(Required action) Copy the result of filtering the entries below for lines that include the string "title".

[Given records Boundary: Start]

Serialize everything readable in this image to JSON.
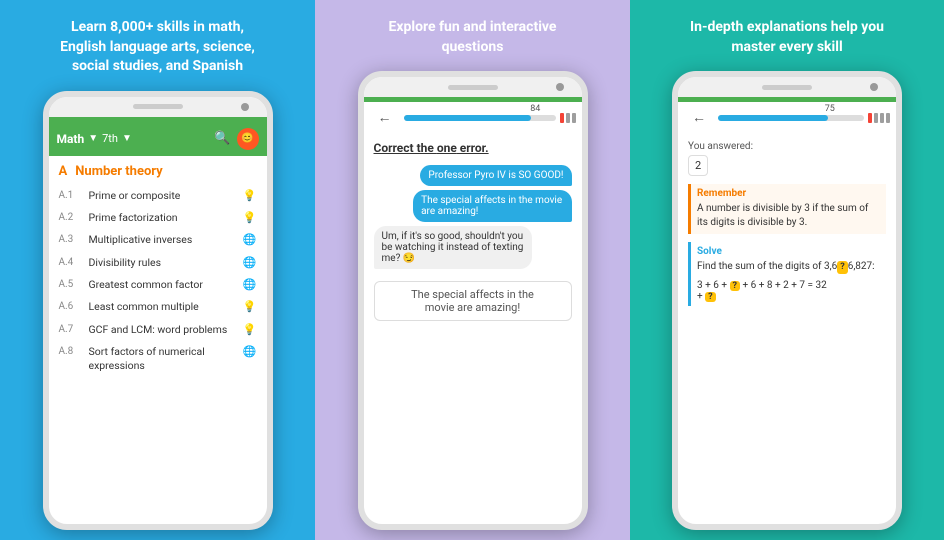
{
  "panel1": {
    "header": "Learn 8,000+ skills in math, English language arts, science, social studies, and Spanish",
    "toolbar": {
      "subject": "Math",
      "grade": "7th",
      "search_icon": "🔍",
      "avatar_initial": "😊"
    },
    "section": {
      "letter": "A",
      "title": "Number theory"
    },
    "items": [
      {
        "code": "A.1",
        "text": "Prime or composite",
        "icon": "💡"
      },
      {
        "code": "A.2",
        "text": "Prime factorization",
        "icon": "💡"
      },
      {
        "code": "A.3",
        "text": "Multiplicative inverses",
        "icon": "🌐"
      },
      {
        "code": "A.4",
        "text": "Divisibility rules",
        "icon": "🌐"
      },
      {
        "code": "A.5",
        "text": "Greatest common factor",
        "icon": "🌐"
      },
      {
        "code": "A.6",
        "text": "Least common multiple",
        "icon": "💡"
      },
      {
        "code": "A.7",
        "text": "GCF and LCM: word problems",
        "icon": "💡"
      },
      {
        "code": "A.8",
        "text": "Sort factors of numerical expressions",
        "icon": "🌐"
      }
    ]
  },
  "panel2": {
    "header": "Explore fun and interactive questions",
    "progress": 84,
    "question_prompt_before": "Correct the ",
    "question_prompt_emphasis": "one",
    "question_prompt_after": " error.",
    "chat": [
      {
        "side": "right",
        "text": "Professor Pyro IV is SO GOOD!"
      },
      {
        "side": "right",
        "text": "The special affects in the movie are amazing!"
      },
      {
        "side": "left",
        "text": "Um, if it's so good, shouldn't you be watching it instead of texting me? 😏"
      }
    ],
    "user_response": "The special affects in the\nmovie are amazing!"
  },
  "panel3": {
    "header": "In-depth explanations help you master every skill",
    "progress": 75,
    "you_answered_label": "You answered:",
    "answer_value": "2",
    "remember": {
      "title": "Remember",
      "text": "A number is divisible by 3 if the sum of its digits is divisible by 3."
    },
    "solve": {
      "title": "Solve",
      "text_before": "Find the sum of the digits of 3,6",
      "question_mark": "?",
      "text_after": "6,827:",
      "equation": "3 + 6 + ",
      "eq_qmark": "?",
      "eq_rest": " + 6 + 8 + 2 + 7 = 32",
      "eq_line2": "+ ",
      "eq_qmark2": "?"
    }
  }
}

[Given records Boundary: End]

(Exercise result)
      "title": "Number theory"
      "title": "Remember",
      "title": "Solve",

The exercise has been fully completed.